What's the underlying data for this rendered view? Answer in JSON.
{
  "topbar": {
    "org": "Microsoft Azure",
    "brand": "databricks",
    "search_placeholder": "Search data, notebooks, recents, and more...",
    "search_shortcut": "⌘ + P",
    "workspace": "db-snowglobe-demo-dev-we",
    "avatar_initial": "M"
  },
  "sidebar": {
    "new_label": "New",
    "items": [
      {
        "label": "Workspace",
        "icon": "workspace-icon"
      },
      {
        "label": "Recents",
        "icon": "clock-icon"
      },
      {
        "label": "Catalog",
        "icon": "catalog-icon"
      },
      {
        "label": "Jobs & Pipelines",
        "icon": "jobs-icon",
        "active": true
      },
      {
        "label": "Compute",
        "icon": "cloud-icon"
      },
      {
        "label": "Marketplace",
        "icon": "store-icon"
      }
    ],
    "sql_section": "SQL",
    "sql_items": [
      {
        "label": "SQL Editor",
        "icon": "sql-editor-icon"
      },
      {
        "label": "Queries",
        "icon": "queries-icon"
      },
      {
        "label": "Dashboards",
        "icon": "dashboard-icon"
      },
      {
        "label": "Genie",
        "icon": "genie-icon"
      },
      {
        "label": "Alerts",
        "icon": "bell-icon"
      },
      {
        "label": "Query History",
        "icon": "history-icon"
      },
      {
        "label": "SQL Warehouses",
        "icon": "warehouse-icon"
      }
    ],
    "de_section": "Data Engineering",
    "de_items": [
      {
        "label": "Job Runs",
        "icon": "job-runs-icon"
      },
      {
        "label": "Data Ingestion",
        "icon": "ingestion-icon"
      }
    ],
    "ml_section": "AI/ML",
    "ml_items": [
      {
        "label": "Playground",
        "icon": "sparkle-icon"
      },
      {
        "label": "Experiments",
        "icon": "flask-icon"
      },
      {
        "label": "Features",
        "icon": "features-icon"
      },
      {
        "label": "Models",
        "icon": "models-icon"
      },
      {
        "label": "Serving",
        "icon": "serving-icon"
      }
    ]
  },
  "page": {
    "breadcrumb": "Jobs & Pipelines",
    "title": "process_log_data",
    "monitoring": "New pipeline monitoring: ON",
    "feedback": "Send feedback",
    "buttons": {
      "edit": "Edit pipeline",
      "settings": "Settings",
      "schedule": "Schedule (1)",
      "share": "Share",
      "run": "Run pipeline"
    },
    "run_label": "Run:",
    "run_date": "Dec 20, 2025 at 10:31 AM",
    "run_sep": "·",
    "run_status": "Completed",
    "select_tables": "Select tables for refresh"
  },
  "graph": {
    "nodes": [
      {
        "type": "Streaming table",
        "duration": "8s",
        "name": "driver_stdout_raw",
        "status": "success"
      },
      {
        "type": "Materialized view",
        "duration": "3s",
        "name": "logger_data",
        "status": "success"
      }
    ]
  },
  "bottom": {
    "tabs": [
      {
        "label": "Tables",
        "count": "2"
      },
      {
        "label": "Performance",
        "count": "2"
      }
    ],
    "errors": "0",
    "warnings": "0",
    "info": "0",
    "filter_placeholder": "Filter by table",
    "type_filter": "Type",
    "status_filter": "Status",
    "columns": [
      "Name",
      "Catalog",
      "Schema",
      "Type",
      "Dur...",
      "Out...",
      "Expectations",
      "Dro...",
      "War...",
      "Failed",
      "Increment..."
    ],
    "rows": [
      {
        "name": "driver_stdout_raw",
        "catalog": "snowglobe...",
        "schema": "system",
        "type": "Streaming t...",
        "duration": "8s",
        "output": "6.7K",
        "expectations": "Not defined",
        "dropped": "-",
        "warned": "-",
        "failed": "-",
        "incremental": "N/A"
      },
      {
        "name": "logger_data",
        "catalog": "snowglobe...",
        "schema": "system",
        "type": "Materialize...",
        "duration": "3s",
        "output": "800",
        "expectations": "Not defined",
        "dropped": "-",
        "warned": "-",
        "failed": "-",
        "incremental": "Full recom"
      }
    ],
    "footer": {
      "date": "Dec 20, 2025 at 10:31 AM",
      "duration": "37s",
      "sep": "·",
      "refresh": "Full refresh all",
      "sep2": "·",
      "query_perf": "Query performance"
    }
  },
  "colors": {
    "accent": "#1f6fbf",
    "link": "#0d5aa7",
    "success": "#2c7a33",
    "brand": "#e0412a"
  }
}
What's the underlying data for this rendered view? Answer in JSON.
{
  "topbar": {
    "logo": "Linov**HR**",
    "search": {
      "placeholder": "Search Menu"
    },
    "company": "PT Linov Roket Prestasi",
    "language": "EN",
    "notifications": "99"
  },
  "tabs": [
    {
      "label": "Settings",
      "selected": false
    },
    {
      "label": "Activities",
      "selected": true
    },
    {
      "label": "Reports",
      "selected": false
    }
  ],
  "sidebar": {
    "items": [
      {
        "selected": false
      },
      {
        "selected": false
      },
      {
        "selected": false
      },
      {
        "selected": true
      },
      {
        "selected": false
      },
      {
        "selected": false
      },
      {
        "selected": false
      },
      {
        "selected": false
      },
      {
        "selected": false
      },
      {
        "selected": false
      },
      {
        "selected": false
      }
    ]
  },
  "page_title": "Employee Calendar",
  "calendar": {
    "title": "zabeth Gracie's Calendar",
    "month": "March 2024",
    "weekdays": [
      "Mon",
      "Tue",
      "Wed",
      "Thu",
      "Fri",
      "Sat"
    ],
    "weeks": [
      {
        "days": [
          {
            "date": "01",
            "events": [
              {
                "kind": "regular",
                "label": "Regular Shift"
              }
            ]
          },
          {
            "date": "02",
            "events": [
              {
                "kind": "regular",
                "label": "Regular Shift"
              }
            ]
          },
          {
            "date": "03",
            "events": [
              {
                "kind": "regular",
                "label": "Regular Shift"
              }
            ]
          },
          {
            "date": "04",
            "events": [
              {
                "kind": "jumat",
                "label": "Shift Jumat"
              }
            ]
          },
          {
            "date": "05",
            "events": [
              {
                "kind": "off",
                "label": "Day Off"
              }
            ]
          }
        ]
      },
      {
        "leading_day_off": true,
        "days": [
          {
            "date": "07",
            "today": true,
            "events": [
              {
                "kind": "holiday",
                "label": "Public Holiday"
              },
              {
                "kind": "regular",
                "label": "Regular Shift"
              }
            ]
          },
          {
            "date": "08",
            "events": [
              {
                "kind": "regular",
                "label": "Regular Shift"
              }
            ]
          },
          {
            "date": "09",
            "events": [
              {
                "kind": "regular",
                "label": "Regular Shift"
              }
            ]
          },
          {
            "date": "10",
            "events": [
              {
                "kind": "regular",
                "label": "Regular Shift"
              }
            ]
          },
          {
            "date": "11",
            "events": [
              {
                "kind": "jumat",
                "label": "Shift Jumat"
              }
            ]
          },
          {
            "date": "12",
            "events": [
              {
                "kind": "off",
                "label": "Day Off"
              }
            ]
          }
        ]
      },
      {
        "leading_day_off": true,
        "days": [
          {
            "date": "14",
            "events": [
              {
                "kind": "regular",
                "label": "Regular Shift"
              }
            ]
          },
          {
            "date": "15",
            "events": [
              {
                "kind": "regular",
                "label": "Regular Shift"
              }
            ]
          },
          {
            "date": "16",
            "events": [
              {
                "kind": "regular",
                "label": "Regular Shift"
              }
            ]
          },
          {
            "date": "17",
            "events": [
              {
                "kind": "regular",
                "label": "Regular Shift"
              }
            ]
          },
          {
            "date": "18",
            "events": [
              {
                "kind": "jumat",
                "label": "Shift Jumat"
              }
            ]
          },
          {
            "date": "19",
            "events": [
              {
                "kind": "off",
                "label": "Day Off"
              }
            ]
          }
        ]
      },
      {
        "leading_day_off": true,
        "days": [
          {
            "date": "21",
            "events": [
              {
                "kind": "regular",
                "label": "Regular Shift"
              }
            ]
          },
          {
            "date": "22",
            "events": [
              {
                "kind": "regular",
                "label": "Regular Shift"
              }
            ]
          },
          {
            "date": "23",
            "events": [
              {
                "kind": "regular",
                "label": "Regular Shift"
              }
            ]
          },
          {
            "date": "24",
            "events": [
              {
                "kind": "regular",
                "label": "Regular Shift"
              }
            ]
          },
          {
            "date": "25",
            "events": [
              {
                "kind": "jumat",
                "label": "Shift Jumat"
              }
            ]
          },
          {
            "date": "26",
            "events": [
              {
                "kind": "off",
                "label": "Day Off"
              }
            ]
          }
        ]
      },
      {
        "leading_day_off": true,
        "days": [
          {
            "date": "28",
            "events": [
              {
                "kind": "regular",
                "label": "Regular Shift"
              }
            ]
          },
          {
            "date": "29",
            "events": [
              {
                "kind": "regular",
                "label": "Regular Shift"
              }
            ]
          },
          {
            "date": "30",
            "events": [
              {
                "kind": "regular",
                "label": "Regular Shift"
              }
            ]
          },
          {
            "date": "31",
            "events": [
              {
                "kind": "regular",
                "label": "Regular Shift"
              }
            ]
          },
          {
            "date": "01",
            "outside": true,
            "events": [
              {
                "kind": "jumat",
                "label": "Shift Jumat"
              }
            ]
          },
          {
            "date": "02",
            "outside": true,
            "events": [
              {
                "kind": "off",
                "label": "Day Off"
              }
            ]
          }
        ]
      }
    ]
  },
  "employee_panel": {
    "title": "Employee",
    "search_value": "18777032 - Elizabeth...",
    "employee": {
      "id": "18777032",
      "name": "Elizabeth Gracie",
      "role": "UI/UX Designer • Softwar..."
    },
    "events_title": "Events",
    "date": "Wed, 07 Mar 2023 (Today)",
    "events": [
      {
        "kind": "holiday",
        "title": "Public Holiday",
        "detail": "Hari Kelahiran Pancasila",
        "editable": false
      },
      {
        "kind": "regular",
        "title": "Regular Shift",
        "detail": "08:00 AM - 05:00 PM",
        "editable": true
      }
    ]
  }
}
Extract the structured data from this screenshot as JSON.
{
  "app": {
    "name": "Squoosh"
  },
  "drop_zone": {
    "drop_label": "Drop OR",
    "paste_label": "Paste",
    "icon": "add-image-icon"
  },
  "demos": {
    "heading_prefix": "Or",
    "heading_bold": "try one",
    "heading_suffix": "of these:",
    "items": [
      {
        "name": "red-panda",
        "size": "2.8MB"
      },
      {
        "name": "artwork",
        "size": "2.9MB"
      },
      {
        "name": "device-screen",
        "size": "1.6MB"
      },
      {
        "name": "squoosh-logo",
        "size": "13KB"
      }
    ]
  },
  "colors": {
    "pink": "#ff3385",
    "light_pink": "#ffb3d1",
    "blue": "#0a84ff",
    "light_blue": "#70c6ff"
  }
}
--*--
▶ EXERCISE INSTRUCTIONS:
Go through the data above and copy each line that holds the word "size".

▶ TASK OUTPUT:
        "size": "2.8MB"
        "size": "2.9MB"
        "size": "1.6MB"
        "size": "13KB"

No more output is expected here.